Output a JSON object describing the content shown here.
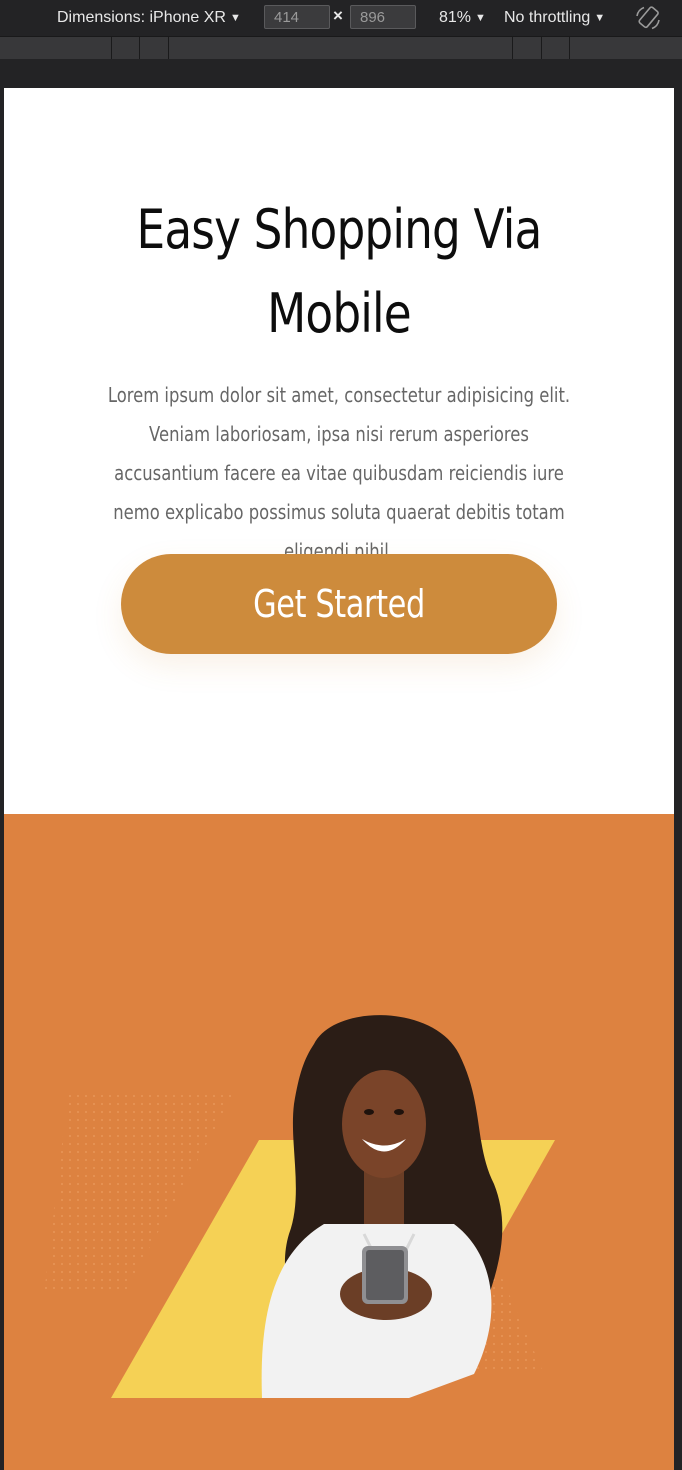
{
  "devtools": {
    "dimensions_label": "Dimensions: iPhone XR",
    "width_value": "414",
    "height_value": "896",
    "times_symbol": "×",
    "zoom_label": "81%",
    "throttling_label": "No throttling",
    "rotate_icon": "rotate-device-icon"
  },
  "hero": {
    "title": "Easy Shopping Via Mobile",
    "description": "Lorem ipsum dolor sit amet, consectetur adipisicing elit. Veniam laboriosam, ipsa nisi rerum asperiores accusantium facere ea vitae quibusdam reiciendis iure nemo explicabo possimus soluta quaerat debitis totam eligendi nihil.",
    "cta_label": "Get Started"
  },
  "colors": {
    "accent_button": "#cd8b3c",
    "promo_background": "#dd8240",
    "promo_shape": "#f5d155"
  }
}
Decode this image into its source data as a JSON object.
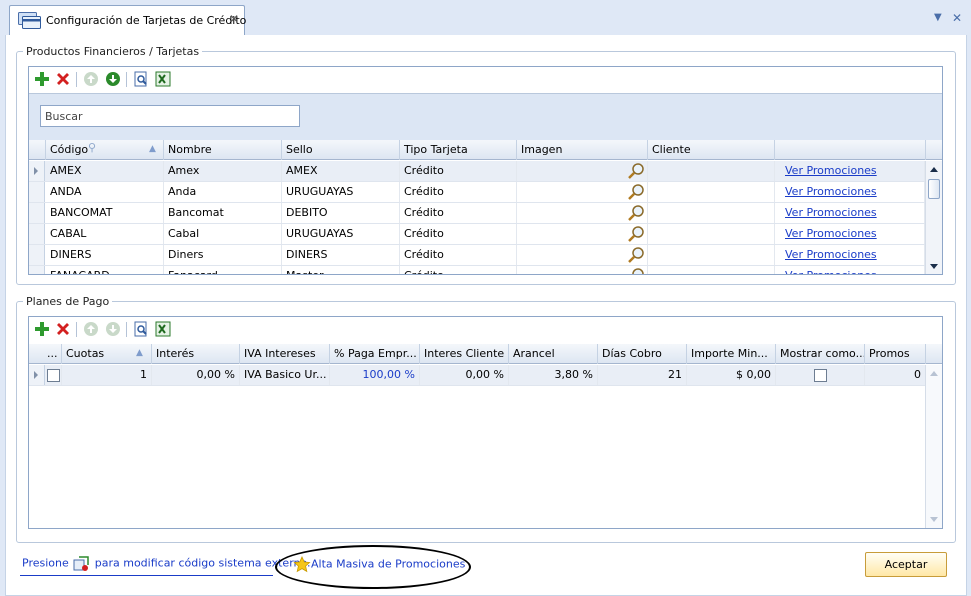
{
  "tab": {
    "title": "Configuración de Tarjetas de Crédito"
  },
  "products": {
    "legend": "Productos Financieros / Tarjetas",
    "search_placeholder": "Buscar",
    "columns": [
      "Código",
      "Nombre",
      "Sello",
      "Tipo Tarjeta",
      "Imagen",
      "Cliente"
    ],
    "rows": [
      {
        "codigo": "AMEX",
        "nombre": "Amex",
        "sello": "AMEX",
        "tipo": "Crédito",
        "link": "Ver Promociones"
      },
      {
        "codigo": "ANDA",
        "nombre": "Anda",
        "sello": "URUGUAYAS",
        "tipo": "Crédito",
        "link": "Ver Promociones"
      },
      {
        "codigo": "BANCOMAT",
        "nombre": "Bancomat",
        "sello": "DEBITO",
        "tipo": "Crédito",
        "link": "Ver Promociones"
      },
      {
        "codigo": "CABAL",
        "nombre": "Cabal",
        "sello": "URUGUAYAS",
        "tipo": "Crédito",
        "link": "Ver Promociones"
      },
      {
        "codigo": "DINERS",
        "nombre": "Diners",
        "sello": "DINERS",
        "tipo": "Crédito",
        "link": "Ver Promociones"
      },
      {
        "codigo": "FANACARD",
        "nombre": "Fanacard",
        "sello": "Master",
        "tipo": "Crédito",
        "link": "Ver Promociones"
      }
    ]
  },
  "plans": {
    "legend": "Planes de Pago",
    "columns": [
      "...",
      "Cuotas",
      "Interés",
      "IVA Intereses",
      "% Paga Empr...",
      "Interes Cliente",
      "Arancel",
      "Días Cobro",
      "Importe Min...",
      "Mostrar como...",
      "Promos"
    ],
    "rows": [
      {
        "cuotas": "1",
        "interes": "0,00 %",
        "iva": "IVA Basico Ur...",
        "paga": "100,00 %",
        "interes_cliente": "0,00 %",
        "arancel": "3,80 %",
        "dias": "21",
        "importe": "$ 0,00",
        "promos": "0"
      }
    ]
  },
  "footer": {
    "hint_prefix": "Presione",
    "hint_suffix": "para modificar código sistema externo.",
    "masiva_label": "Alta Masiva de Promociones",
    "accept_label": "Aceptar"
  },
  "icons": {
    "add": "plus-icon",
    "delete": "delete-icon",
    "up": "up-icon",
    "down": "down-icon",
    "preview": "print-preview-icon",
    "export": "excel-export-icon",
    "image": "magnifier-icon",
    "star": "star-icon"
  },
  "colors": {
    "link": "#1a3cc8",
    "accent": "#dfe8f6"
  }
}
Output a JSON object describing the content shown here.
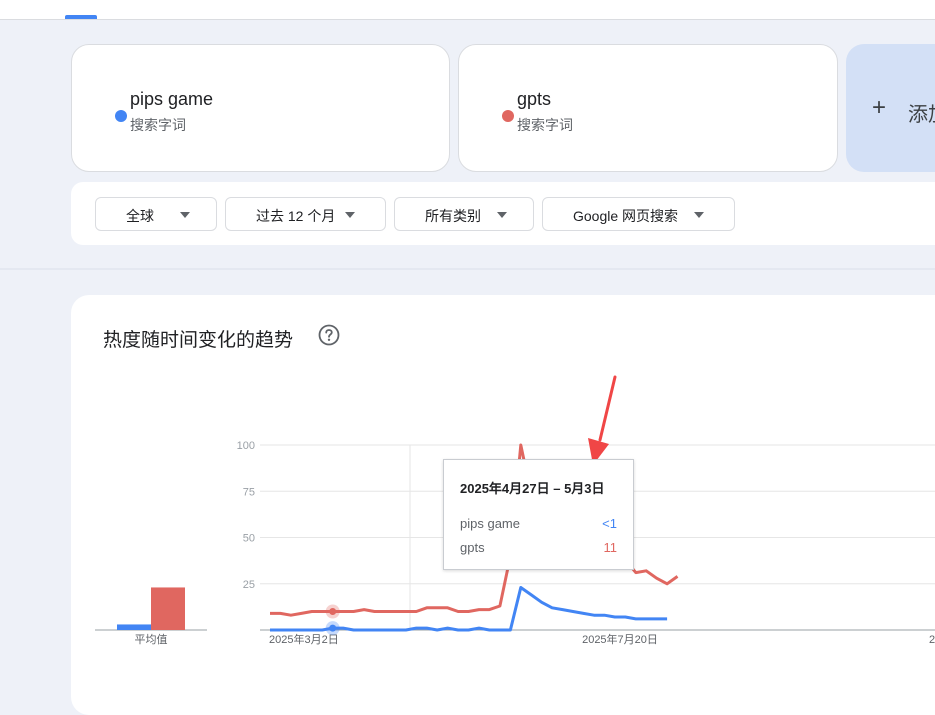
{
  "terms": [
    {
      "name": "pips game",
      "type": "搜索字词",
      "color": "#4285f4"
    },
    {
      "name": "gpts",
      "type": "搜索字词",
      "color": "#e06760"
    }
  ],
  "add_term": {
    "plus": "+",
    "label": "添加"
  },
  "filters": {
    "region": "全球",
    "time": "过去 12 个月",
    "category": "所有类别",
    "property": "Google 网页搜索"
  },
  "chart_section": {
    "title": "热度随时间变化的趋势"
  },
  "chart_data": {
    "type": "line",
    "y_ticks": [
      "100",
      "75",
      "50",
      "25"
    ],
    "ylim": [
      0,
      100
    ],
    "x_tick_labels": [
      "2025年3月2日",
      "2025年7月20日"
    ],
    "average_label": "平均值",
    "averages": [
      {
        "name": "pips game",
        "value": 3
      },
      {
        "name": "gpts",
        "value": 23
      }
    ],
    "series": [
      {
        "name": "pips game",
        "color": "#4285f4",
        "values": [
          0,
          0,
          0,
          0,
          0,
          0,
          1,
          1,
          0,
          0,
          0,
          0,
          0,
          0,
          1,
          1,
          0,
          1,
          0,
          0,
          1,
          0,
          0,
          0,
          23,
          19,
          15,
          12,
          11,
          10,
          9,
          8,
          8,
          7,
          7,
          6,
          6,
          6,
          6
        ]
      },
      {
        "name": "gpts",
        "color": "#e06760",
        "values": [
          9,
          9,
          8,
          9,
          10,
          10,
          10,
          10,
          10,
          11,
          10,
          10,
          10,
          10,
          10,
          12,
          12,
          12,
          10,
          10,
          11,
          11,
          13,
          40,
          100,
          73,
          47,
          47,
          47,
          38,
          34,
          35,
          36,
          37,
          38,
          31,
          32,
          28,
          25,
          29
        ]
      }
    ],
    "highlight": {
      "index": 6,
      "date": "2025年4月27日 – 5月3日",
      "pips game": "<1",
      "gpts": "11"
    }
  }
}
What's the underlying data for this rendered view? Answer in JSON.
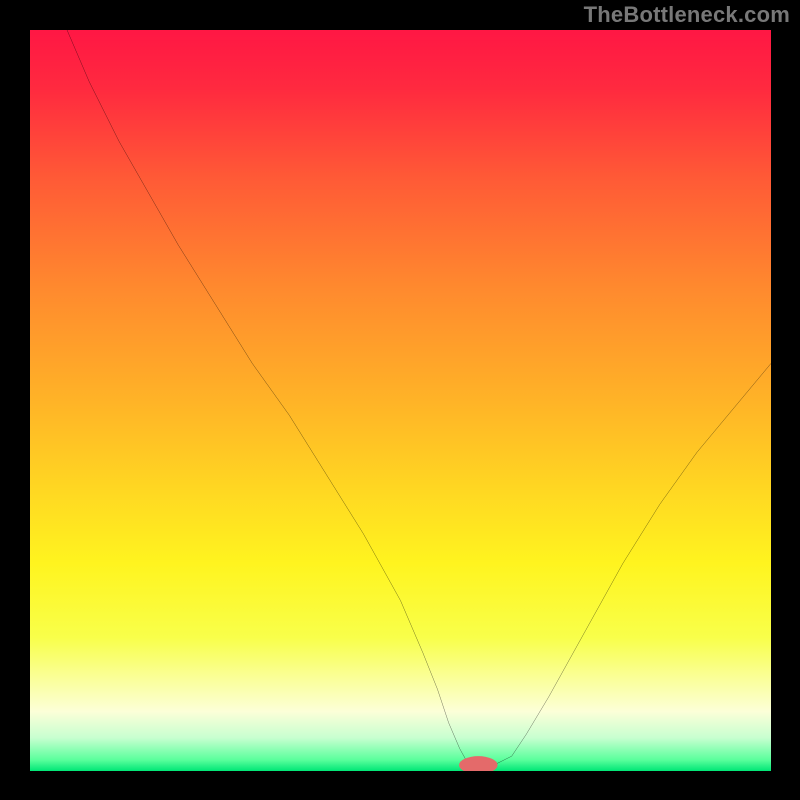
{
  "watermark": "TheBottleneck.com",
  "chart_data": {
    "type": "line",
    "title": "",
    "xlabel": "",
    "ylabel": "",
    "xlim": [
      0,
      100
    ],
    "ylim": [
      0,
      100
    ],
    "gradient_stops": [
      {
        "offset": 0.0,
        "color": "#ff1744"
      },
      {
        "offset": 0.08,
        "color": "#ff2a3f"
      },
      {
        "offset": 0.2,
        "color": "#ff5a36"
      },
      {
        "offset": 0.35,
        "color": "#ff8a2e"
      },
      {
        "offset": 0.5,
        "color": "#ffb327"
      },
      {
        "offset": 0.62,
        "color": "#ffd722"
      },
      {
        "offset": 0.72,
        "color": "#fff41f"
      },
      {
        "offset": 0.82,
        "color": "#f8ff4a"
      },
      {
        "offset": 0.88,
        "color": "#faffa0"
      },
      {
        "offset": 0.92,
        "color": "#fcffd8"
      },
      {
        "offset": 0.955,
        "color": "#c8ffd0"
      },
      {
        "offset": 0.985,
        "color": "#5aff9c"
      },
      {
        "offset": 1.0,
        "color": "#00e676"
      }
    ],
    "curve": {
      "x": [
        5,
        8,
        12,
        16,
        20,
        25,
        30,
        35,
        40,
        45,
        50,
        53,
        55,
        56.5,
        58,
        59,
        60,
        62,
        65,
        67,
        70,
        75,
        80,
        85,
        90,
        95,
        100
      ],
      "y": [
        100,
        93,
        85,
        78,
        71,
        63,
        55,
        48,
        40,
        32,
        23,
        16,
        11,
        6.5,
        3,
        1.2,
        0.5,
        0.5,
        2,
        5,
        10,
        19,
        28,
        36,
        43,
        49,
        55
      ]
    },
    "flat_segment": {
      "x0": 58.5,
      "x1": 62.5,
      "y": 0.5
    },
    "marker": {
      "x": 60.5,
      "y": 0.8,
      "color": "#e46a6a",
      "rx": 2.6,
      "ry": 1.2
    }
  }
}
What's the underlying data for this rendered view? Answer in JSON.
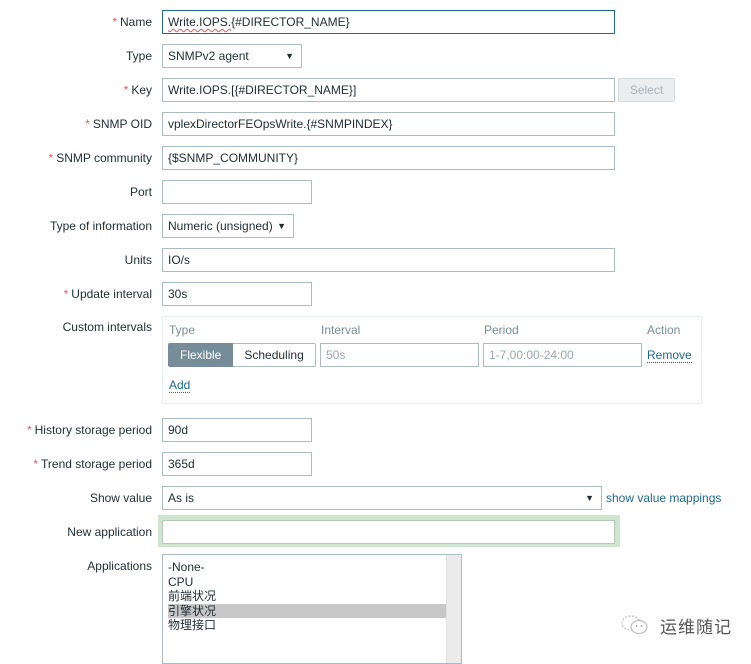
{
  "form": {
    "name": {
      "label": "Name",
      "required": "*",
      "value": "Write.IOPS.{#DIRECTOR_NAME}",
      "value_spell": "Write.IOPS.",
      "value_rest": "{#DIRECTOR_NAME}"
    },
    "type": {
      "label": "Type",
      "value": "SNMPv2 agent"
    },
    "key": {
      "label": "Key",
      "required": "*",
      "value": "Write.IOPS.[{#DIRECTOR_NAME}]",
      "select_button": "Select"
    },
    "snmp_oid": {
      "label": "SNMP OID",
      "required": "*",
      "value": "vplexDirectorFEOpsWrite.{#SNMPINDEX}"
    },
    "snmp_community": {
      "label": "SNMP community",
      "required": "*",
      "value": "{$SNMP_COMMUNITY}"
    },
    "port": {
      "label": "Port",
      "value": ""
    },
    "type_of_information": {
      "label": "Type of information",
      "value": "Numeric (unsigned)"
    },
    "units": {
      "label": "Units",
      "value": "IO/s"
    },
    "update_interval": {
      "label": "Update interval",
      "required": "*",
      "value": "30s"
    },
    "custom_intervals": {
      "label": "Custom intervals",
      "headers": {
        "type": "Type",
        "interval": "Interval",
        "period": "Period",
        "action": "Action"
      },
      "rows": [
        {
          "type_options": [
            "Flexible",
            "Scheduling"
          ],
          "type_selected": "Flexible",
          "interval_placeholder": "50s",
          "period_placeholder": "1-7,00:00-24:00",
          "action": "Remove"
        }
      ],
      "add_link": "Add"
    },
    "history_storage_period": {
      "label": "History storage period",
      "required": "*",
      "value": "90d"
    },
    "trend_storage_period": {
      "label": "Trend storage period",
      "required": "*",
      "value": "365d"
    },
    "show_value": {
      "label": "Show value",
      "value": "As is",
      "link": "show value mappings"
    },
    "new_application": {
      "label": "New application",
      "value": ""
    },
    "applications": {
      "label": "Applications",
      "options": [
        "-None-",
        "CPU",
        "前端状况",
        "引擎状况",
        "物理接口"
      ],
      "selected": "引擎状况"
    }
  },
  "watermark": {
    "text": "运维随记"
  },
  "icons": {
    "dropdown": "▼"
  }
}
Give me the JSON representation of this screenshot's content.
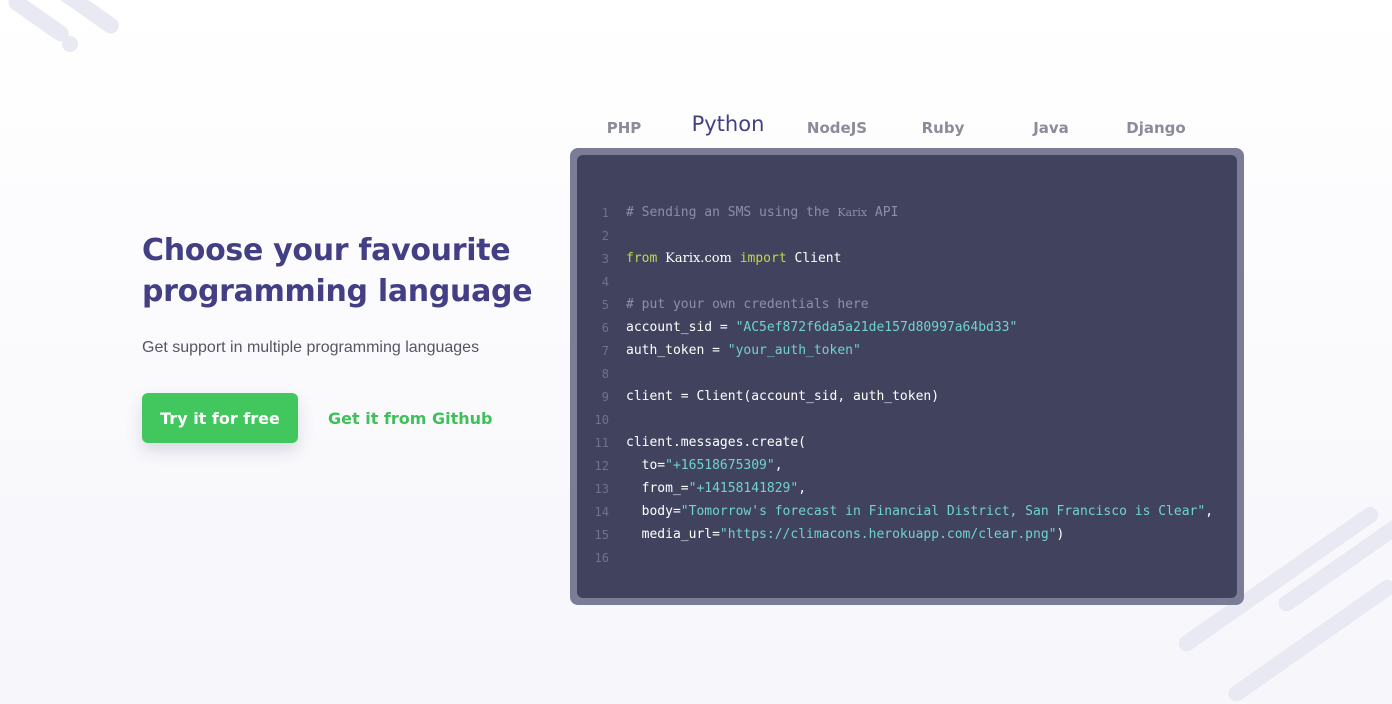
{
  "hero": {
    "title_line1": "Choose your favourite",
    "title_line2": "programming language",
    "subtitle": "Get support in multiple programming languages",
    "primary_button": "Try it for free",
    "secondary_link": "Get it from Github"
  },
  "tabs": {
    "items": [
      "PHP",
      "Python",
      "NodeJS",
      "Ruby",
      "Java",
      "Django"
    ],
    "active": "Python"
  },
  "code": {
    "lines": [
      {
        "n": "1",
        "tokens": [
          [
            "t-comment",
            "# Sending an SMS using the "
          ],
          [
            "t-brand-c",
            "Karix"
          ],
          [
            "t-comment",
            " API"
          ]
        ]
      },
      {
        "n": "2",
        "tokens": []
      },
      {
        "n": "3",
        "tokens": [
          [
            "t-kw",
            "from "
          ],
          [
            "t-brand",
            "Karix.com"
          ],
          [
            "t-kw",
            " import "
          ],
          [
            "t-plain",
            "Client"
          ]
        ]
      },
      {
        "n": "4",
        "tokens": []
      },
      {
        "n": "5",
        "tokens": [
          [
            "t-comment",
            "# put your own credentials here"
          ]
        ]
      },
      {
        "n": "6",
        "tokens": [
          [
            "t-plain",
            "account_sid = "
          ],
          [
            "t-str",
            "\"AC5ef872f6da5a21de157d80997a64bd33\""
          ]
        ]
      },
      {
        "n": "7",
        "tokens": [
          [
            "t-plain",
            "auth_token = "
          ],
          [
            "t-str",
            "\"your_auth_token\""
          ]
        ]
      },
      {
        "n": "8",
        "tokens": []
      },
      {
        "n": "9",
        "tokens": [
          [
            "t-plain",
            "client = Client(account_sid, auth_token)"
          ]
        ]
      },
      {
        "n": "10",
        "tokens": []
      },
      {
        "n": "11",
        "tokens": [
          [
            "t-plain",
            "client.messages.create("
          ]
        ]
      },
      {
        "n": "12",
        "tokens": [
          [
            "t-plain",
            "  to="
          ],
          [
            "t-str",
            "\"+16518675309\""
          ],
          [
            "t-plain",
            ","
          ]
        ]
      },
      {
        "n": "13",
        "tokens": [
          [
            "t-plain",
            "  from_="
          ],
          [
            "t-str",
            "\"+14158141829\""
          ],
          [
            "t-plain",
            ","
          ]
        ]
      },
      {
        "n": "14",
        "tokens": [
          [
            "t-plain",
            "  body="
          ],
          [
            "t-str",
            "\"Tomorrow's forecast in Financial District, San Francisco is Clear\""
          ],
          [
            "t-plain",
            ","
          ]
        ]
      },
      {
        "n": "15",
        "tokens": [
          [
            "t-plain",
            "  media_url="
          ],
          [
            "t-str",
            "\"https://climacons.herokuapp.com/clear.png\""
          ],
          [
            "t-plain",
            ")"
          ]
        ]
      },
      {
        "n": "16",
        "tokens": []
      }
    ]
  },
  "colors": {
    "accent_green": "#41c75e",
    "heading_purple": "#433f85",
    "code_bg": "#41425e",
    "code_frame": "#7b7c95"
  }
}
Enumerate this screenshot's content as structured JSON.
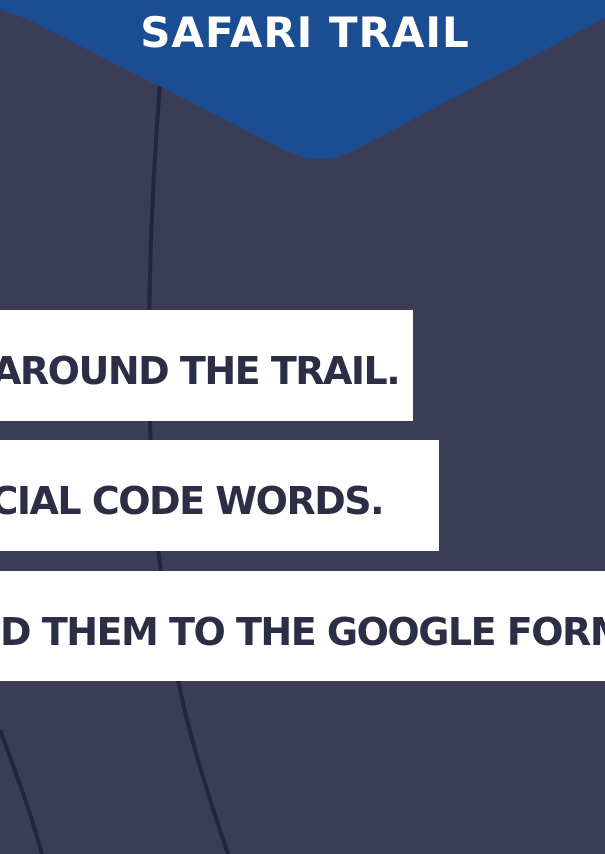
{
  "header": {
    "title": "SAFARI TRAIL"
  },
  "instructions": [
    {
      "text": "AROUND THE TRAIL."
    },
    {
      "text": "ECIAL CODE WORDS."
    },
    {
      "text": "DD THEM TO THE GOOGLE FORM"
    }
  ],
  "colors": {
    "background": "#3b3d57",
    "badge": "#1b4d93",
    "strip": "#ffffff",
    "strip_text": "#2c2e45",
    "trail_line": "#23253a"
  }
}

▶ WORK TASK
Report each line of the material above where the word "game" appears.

▶ TASK OUTPUT
      "name": "pips game",
        "name": "pips game",
        "name": "pips game",
      "pips game": "<1",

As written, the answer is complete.